--- WHAT THE TASK REQUIRES ---
Output each entry verbatim. Leave the images out.

══ RECORDS FOR THIS EXERCISE ══

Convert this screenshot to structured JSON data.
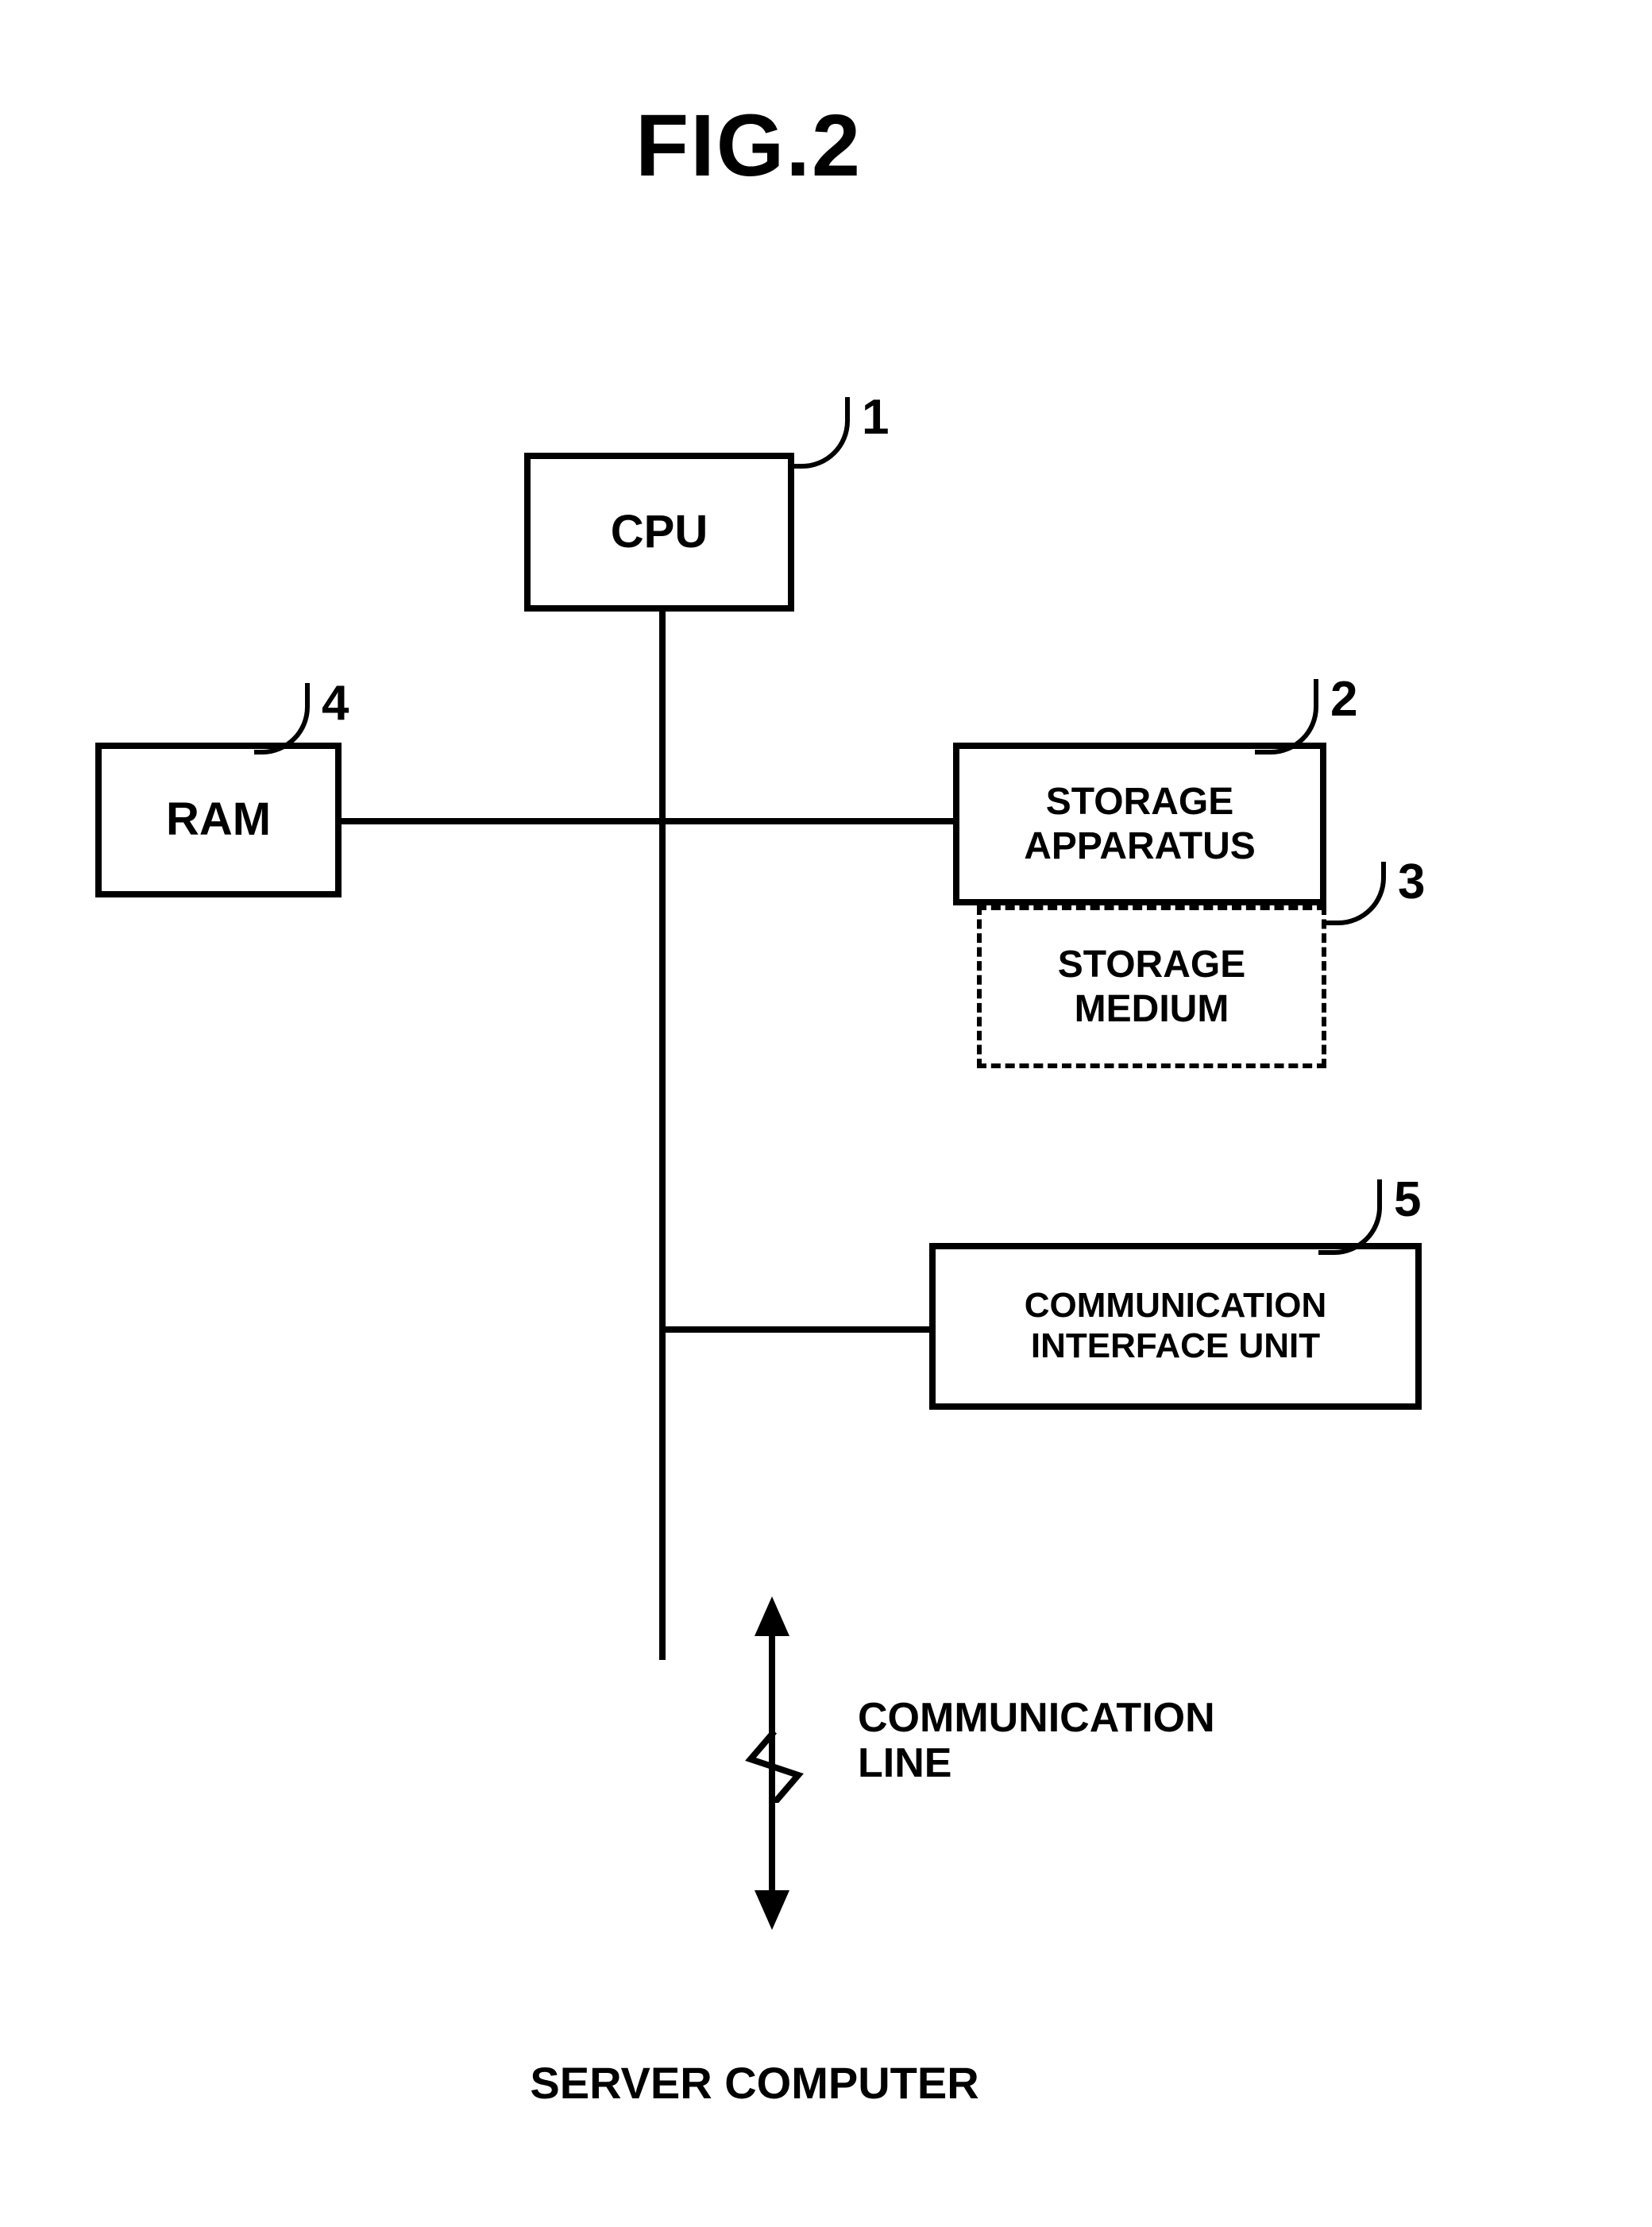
{
  "figure_title": "FIG.2",
  "blocks": {
    "cpu": {
      "label": "CPU",
      "ref": "1"
    },
    "storage": {
      "label": "STORAGE\nAPPARATUS",
      "ref": "2"
    },
    "medium": {
      "label": "STORAGE\nMEDIUM",
      "ref": "3"
    },
    "ram": {
      "label": "RAM",
      "ref": "4"
    },
    "comm": {
      "label": "COMMUNICATION\nINTERFACE UNIT",
      "ref": "5"
    }
  },
  "labels": {
    "comm_line": "COMMUNICATION\nLINE",
    "server": "SERVER COMPUTER"
  }
}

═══

--- REPLY ---
Convert this screenshot to structured JSON data.
{
  "figure_title": "FIG.2",
  "blocks": {
    "cpu": {
      "label": "CPU",
      "ref": "1"
    },
    "storage": {
      "label": "STORAGE\nAPPARATUS",
      "ref": "2"
    },
    "medium": {
      "label": "STORAGE\nMEDIUM",
      "ref": "3"
    },
    "ram": {
      "label": "RAM",
      "ref": "4"
    },
    "comm": {
      "label": "COMMUNICATION\nINTERFACE UNIT",
      "ref": "5"
    }
  },
  "labels": {
    "comm_line": "COMMUNICATION\nLINE",
    "server": "SERVER COMPUTER"
  }
}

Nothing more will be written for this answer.